Having to wrap standard-http-producer inside a StandaloneRequestor is a bit of a pain; it gives us additional XML bloat, and doesn’t render all that nicely in the UI. We introduced http-request-service to allow us to short-cut that step. It provides simplified configuration and supports the %message{metadata-key} syntax for method, content type and URL. It will always throw an exception if a non-success (i.e < 200 & > 299) response code is received from the HTTP server, and always attempts to send the current payload if the method allows it (best practise suggests that GET shouldn’t have data associated with it, but this can be overriden directly in standard-http-producer if required.).


You can always use branching-service-enabler wrapping a http-request-service to enable branching but that will only handle a binary success or failure use case (400-599 codes would be interpreted as failures). Using http-branching-request-service gives you different options when handling various HTTP status codes.

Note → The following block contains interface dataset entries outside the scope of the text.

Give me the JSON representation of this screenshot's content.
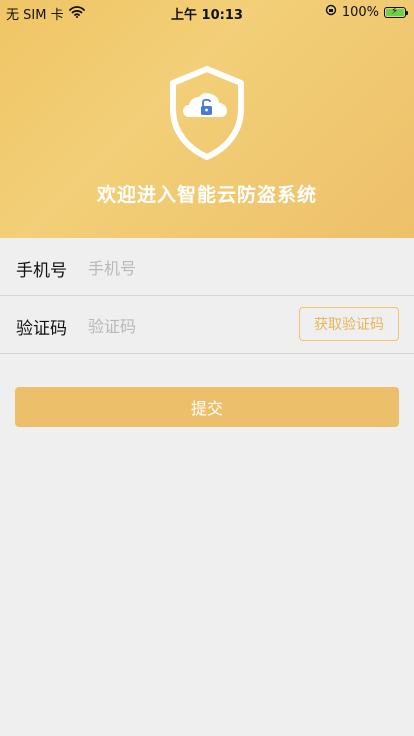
{
  "status_bar": {
    "carrier": "无 SIM 卡",
    "time": "上午 10:13",
    "battery": "100%"
  },
  "header": {
    "welcome": "欢迎进入智能云防盗系统",
    "icon": "shield-cloud-lock-icon",
    "bg_color": "#f0c565"
  },
  "form": {
    "phone": {
      "label": "手机号",
      "placeholder": "手机号",
      "value": ""
    },
    "code": {
      "label": "验证码",
      "placeholder": "验证码",
      "value": "",
      "button": "获取验证码"
    }
  },
  "submit_label": "提交",
  "colors": {
    "accent": "#ecc06a",
    "accent_text": "#e6b65a",
    "background": "#efefef"
  }
}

For instance, you could do something different when presented with a 404 as opposed to a 403. Selecting the next service-id is based on a list of StatusEvaluator instances; each is queried in turn and the next service-id selected on the first match.

StatusEvaluator Behaviour
http-status-exact-match Matches an exact HTTP status, e.g. 200, 400, 500 etc, so matching on 200 will not match 202 (Accepted)
http-status-range-match Matches a range of HTTP statuses, specify a lower and upper boundary (inclusive), e.g. lower=200, higher=299 will match all success codes.


The get-oauth-token service allows pluggable behaviour to support requesting a bearer token from an OAUTH server; you can use this later as your authentation token when making an API request. Currently supported implementations are Google Cloud, Microsoft Azure, Salesforce and a generic OAUTH implementation that simply sends key value pairs. Each of those are optional components that may require additional dependencies and can be plugged into your configuration as the access-token-builder within get-oauth-token. If successful, the token builder stores the token against the specified header (default is Authorization) so that you can use it as part of your authentication process (normally via an instance of HttpURLConnectionAuthenticator).

Generally speaking; you can handle the OAUTH bearer token using standard services; a combination of a http-request-service with JSON parsing/path will generally get you to the correct Authorization value (in fact this is all that the Salesforce token builder does); using get-oauth-token just abstracts away some of the manual configuration that you would need to do.

Apache HTTP

Because the standard HttpURLConnection doesn’t support the PATCH method (and may never) there is also the interlok-apache-http optional package. This is based on the Apache HTTP Components project which does support the PATCH method. It also offers you the capability of configuring a proxy server on a per-producer basis which can be useful in mixed environments. Configuration mirrors that of the standard http components as far as possible but with a different alias for Apache HTTP specific copmonents.